November 2015 And The 2nd Generation
As mentioned above, the Iris was the company’s first step into the Internet of things home automation industry, but they refused to stop there. Despite a few failures, the company decided to enhance the product and release a 2nd generation. This model was released to the public in November of 2015. Upon its release, the company advertised the product as a massive improvement over the previous and insisted that the new system focused more intently on home maintenance and management. Unfortunately, users that made the upgrade have not been impressed.
Since the 2nd generation release, consumers have had nothing good to say about the product. In fact, most admit the product lacks in terms of functionality, when compared to the previous. The failure to live up to their initial promises is far worse.
A Hub For A Hub

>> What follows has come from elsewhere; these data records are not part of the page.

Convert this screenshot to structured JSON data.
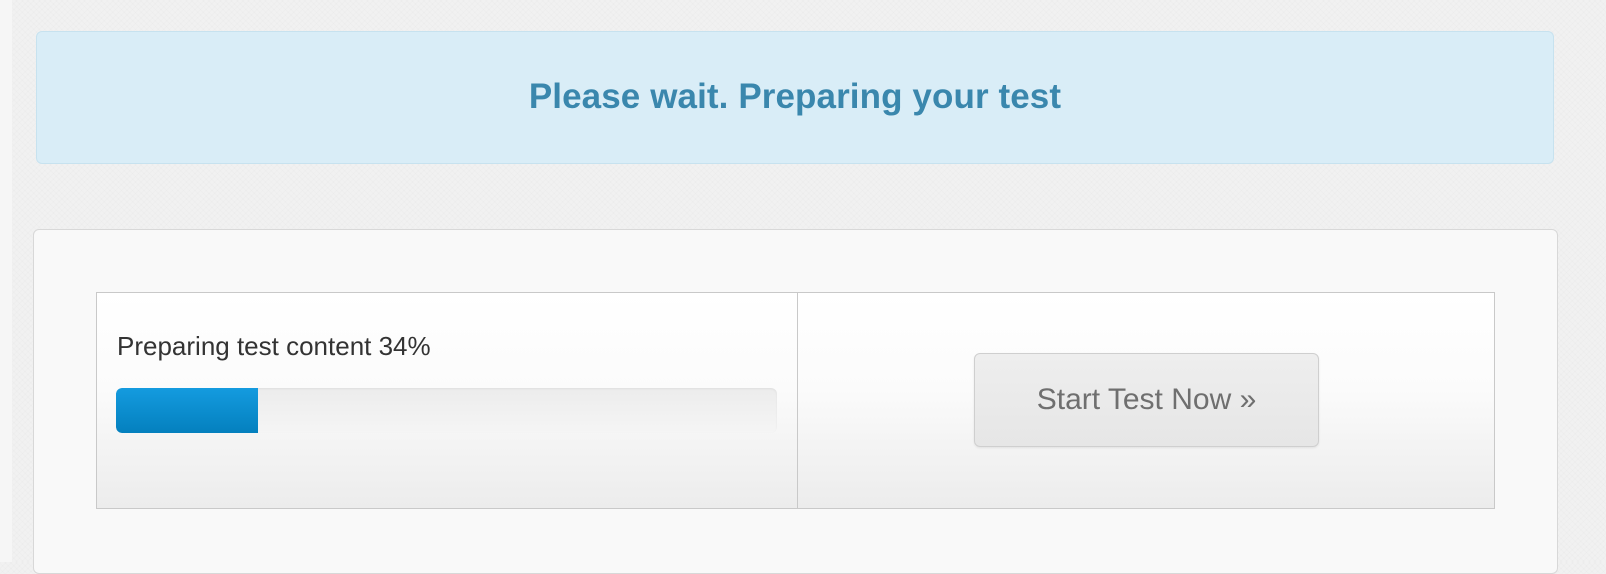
{
  "alert": {
    "title": "Please wait. Preparing your test"
  },
  "progress": {
    "label": "Preparing test content 34%",
    "percent": 34,
    "fill_fraction": 0.215,
    "color": "#0e8ed0"
  },
  "actions": {
    "start_label": "Start Test Now »",
    "start_disabled": true
  },
  "colors": {
    "alert_background": "#d9edf7",
    "alert_text": "#3a87ad",
    "progress_fill": "#0e8ed0"
  }
}
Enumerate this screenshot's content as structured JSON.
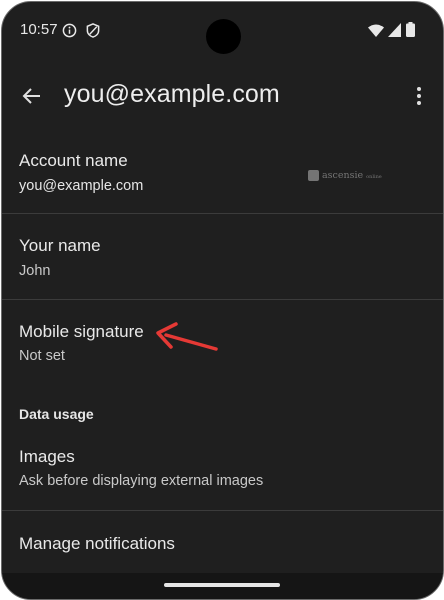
{
  "status_bar": {
    "time": "10:57"
  },
  "app_bar": {
    "title": "you@example.com"
  },
  "settings": {
    "account_name": {
      "title": "Account name",
      "value": "you@example.com"
    },
    "your_name": {
      "title": "Your name",
      "value": "John"
    },
    "mobile_signature": {
      "title": "Mobile signature",
      "value": "Not set"
    },
    "data_usage_header": "Data usage",
    "images": {
      "title": "Images",
      "value": "Ask before displaying external images"
    },
    "manage_notifications": {
      "title": "Manage notifications"
    }
  },
  "watermark": {
    "brand": "ascensie",
    "suffix": "online"
  },
  "colors": {
    "background": "#1f1f1f",
    "annotation_arrow": "#e53935"
  }
}
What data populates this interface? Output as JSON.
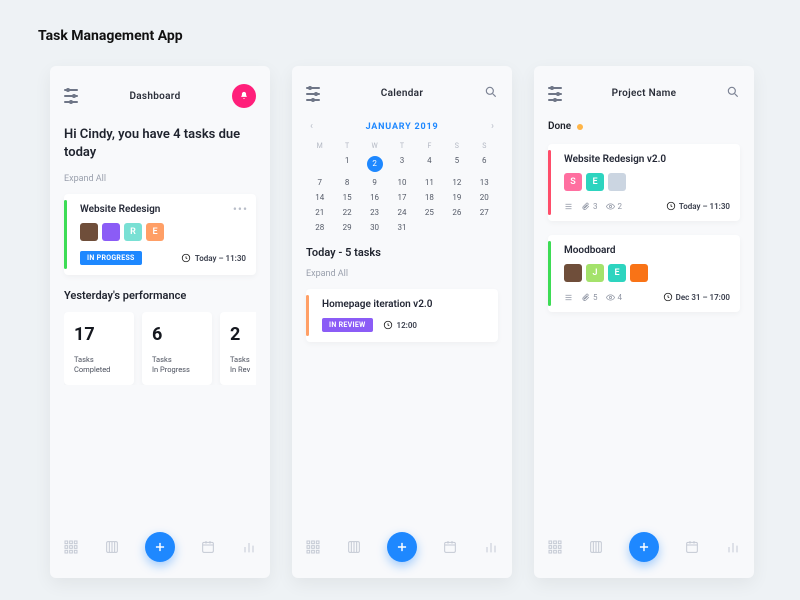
{
  "app_title": "Task Management App",
  "dashboard": {
    "title": "Dashboard",
    "greeting": "Hi Cindy, you have 4 tasks due today",
    "expand": "Expand All",
    "card": {
      "title": "Website Redesign",
      "stripe": "#3ddc55",
      "avatars": [
        {
          "bg": "#6f4e3a",
          "t": ""
        },
        {
          "bg": "#8b5cf6",
          "t": ""
        },
        {
          "bg": "#79e0d4",
          "t": "R"
        },
        {
          "bg": "#ff9f66",
          "t": "E"
        }
      ],
      "badge": {
        "label": "IN PROGRESS",
        "color": "#1e88ff"
      },
      "time": "Today – 11:30"
    },
    "perf_title": "Yesterday's performance",
    "stats": [
      {
        "n": "17",
        "l": "Tasks\nCompleted"
      },
      {
        "n": "6",
        "l": "Tasks\nIn Progress"
      },
      {
        "n": "2",
        "l": "Tasks\nIn Rev"
      }
    ]
  },
  "calendar": {
    "title": "Calendar",
    "month": "JANUARY 2019",
    "dow": [
      "M",
      "T",
      "W",
      "T",
      "F",
      "S",
      "S"
    ],
    "days": [
      "",
      "1",
      "2",
      "3",
      "4",
      "5",
      "6",
      "7",
      "8",
      "9",
      "10",
      "11",
      "12",
      "13",
      "14",
      "15",
      "16",
      "17",
      "18",
      "19",
      "20",
      "21",
      "22",
      "23",
      "24",
      "25",
      "26",
      "27",
      "28",
      "29",
      "30",
      "31",
      "",
      "",
      ""
    ],
    "selected": "2",
    "today_label": "Today - 5 tasks",
    "expand": "Expand All",
    "card": {
      "title": "Homepage iteration v2.0",
      "stripe": "#ff9f66",
      "badge": {
        "label": "IN REVIEW",
        "color": "#8b5cf6"
      },
      "time": "12:00"
    }
  },
  "project": {
    "title": "Project Name",
    "status": "Done",
    "status_color": "#ffb547",
    "cards": [
      {
        "title": "Website Redesign v2.0",
        "stripe": "#ff4d6a",
        "avatars": [
          {
            "bg": "#ff6fa0",
            "t": "S"
          },
          {
            "bg": "#2dd4bf",
            "t": "E"
          },
          {
            "bg": "#cbd5e1",
            "t": ""
          }
        ],
        "list": "",
        "attach": "3",
        "views": "2",
        "time": "Today – 11:30"
      },
      {
        "title": "Moodboard",
        "stripe": "#3ddc55",
        "avatars": [
          {
            "bg": "#6f4e3a",
            "t": ""
          },
          {
            "bg": "#a4e26b",
            "t": "J"
          },
          {
            "bg": "#2dd4bf",
            "t": "E"
          },
          {
            "bg": "#f97316",
            "t": ""
          }
        ],
        "attach": "5",
        "views": "4",
        "time": "Dec 31 – 17:00"
      }
    ]
  }
}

Before the release of the 2nd generation Iris hub, owners of the 1st gen model received invitations to sign up and receive the new hub for free. This may sound great initially, but there is one major problem. Many consumers flooded Iris users forums to complain about nonexistent hubs. Despite signing up for the next gen model, a large quantity of customers never received their promised hub. Much of the problem rested solely with the fact that there was a shortage of sensors and other compatible accessories.

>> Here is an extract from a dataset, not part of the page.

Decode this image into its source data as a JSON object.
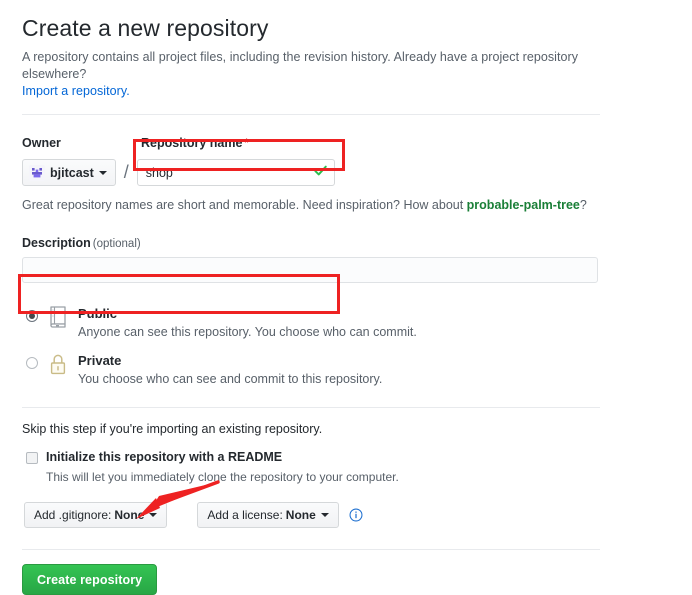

These individuals were not the only ones, who were unable to find a 2nd generation Iris. Consumers across the nation reported being unable to find the 2nd gen Iris Internet of things home automation hub within their local stores. Until recently, Lowe’s was unable to sufficiently stock their stores and this undoubtedly led to a lack of sales. Still, the company insists they’re listening and are working diligently to rectify all problems on their end.
A Few Recent Updates
Despite the many failures mentioned above, Lowe’s has no intention of giving up on their Internet of Things home automation venture. In fact, the company has chugged along and is finally starting to make progress. First and foremost, the company finally made the transition to smartphone controllability. Until recently, owners of the Iris smart home system were required to utilize a web browser to setup and configure their systems. This is no longer the case. Now, everything can be setup directly from the associated smartphone application.
Another bonus is the fact that the smartphone-controlled hub is slightly cheaper than the previous. The new hub is also compatible with a wider array of platforms, including ZigBee, Z-Wave, AllJoyn, and Wi-Fi. The company has also released a few smaller, upgraded sensors, plug and keypads. It is truly startling to see a company as big as Lowe’s face so many setbacks, but consumers can rest assured knowing the company is working extensively to acknowledge their complaints. When compared to the offerings of FrontPoint Security, many consumers will agree that Lowe’s Iris is more hassle than it is worth.
Before embracing the Iris, it is essential to realize that the company offers two plans. The basic plan, which offers everything consumers need to control their devices and receive alerts, is completely free. The premium plan is nearly ten dollars a month. Of course, those that wish to take full advantage of home automation will want to make the upgrade. This is the case, because the premium plan allows consumers to make rules and program their devices for additional convenience and immense peace of mind. The premium plan makes it possible to create custom groups of lights and switches, which can then be automated.
When it comes down to it, Lowe’s offers a great home automation system, but it could be much better. When compared to the alternatives, such as FrontPoint Security and Protect America, it is truly hard to justify the switch to the Iris at this time. If you want to do Lowe’s a favor, buy an Iris now. Otherwise, you’re better off waiting, until Lowe’s gets it right.